Starting at the first line below, copy through to the last line exactly.

══ Provided material ══

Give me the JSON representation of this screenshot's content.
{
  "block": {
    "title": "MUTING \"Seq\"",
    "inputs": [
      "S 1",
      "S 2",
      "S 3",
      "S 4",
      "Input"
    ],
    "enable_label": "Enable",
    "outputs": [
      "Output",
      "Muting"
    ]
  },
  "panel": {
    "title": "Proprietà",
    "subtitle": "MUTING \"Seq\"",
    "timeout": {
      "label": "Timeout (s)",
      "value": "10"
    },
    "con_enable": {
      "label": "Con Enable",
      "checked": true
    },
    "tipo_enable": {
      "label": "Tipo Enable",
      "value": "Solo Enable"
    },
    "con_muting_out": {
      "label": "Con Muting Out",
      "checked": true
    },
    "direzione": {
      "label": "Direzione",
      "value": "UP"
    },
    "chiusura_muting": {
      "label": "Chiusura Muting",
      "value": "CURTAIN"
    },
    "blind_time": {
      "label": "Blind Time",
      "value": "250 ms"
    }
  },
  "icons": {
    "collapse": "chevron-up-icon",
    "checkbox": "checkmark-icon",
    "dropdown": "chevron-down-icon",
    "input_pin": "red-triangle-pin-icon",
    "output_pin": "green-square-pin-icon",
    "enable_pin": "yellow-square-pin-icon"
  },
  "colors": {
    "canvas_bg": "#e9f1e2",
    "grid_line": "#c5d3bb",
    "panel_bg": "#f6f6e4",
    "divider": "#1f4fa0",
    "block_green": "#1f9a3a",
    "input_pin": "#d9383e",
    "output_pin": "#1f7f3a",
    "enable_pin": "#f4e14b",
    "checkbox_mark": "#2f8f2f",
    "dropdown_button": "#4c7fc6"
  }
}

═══

### Output for this task:
Give me the JSON representation of this screenshot's content.
{
  "block": {
    "title": "MUTING \"Seq\"",
    "inputs": [
      "S 1",
      "S 2",
      "S 3",
      "S 4",
      "Input"
    ],
    "enable_label": "Enable",
    "outputs": [
      "Output",
      "Muting"
    ]
  },
  "panel": {
    "title": "Proprietà",
    "subtitle": "MUTING \"Seq\"",
    "timeout": {
      "label": "Timeout (s)",
      "value": "10"
    },
    "con_enable": {
      "label": "Con Enable",
      "checked": true
    },
    "tipo_enable": {
      "label": "Tipo Enable",
      "value": "Solo Enable"
    },
    "con_muting_out": {
      "label": "Con Muting Out",
      "checked": true
    },
    "direzione": {
      "label": "Direzione",
      "value": "UP"
    },
    "chiusura_muting": {
      "label": "Chiusura Muting",
      "value": "CURTAIN"
    },
    "blind_time": {
      "label": "Blind Time",
      "value": "250 ms"
    }
  },
  "icons": {
    "collapse": "chevron-up-icon",
    "checkbox": "checkmark-icon",
    "dropdown": "chevron-down-icon",
    "input_pin": "red-triangle-pin-icon",
    "output_pin": "green-square-pin-icon",
    "enable_pin": "yellow-square-pin-icon"
  },
  "colors": {
    "canvas_bg": "#e9f1e2",
    "grid_line": "#c5d3bb",
    "panel_bg": "#f6f6e4",
    "divider": "#1f4fa0",
    "block_green": "#1f9a3a",
    "input_pin": "#d9383e",
    "output_pin": "#1f7f3a",
    "enable_pin": "#f4e14b",
    "checkbox_mark": "#2f8f2f",
    "dropdown_button": "#4c7fc6"
  }
}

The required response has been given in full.